Mono no aware has always resonated with me. It is a Japanese concept referring to impermanence and the fleeting nature of beauty. It refers to a wistfulness, inferring that the transience of life makes it all the more poignant. Sometimes referred to as “an empathy towards things”, it describes a bitter sweetness in our experience of being human. It is traditionally illustrated by the image of cherry blossoms; the short term nature of the beautiful flowers followed by their absence.
At different times in my life I have had a greater or a lesser sense of mono no aware. I remember feeling invincible at times, like the rules didn’t apply to me. On the face of it you might imagine this was a carefree and enjoyable existence and at times it was. However on the same thread there was an unavoidable recklessness to it. I also remember feeling for a longer while than I would like as if life hadn’t started yet, like it was possible to hit a ‘pause’ button. This of course, is not possible and whilst I believe all our experiences make up who we are, the option of rewind and replay buttons have felt appealing at times.
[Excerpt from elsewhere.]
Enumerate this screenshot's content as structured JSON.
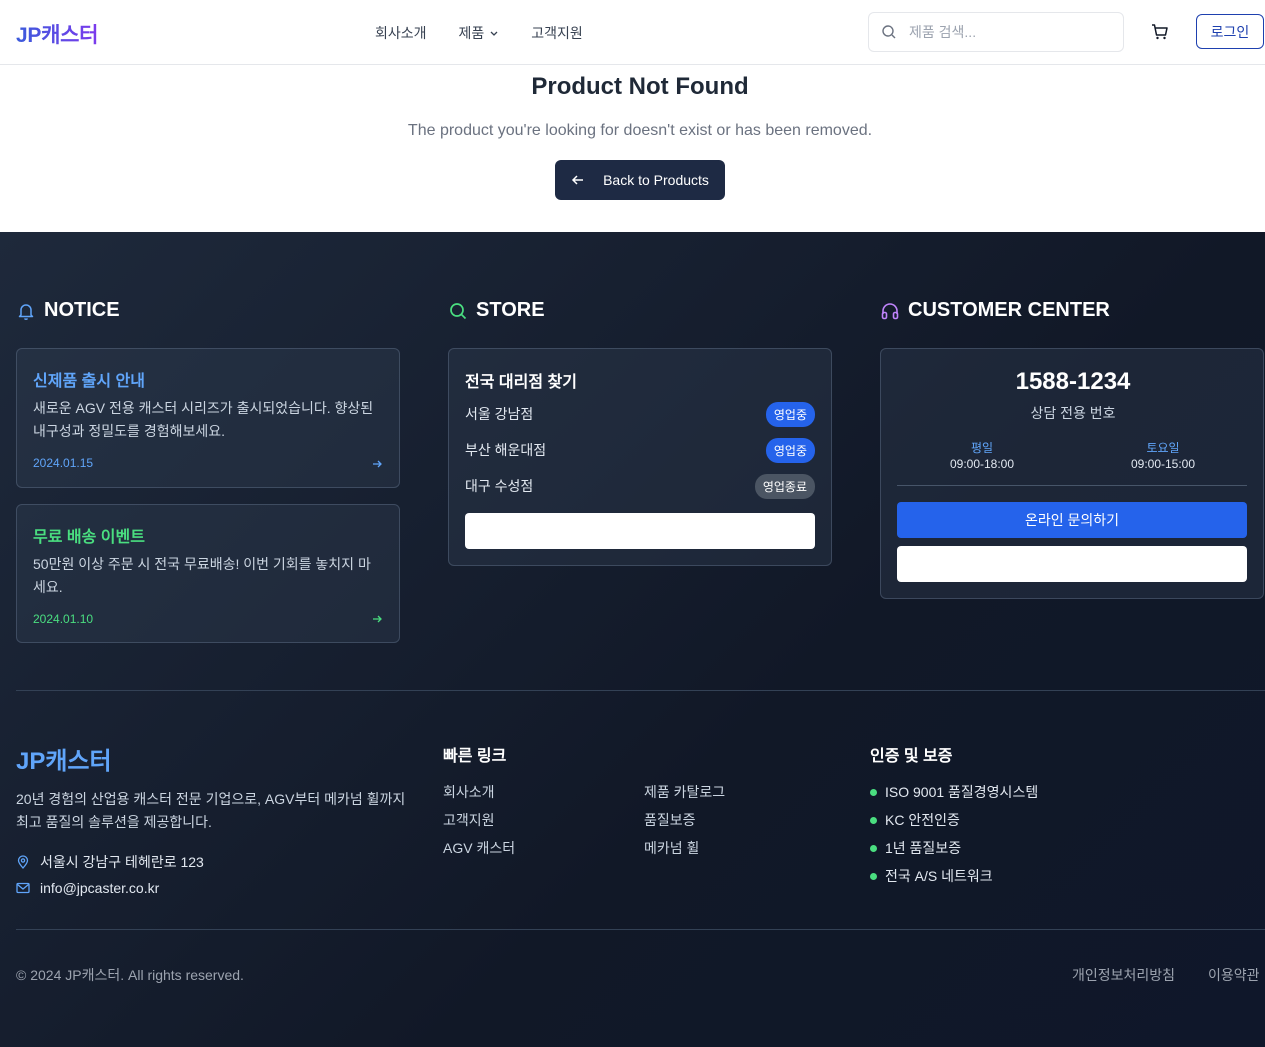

Mono no aware suggests that we experience things more intensely when we are aware of their impermanence, something that I feel I have grown to appreciate (although I’ve no doubt it will only become more apparent as time goes on). The idea that fluidity makes the colours more vivid & the landscape more beautiful. Watching my son grow and change in the knowledge that this time is so short. Spending time with family and friends in the knowledge that the time that we all have together is fleeting, whether we choose to acknowledge it or not.
That said, the notion of constant change being the one constant is sometimes hard to accept, let alone embrace. This particularly within a culture that often seems to promote a sense of control and power, however much of an illusion this might be. ‘Wabi-sabi’ includes acceptance and imperfection as part of a similar Japanese concept; imperfection being an essential part of beauty; acceptance being the key to human comfort.
So often for me it is separating what it is possible to change from what I might need to accept and perhaps let go of. This has become all the more significant when thinking about my son, how he needs me to be able to facilitate change whilst remaining constant; to hold him and at the same time let him go. It’s through my experiences with him that mono no aware seems all the more relevant; all the more important to bear in mind and not just for myself. The hellos and goodbyes, the change from summer to autumn, an excitement about the cosy coming winter; we will never have these moments again. I want to enjoy all the cherry blossoms before letting them go freely on the breeze.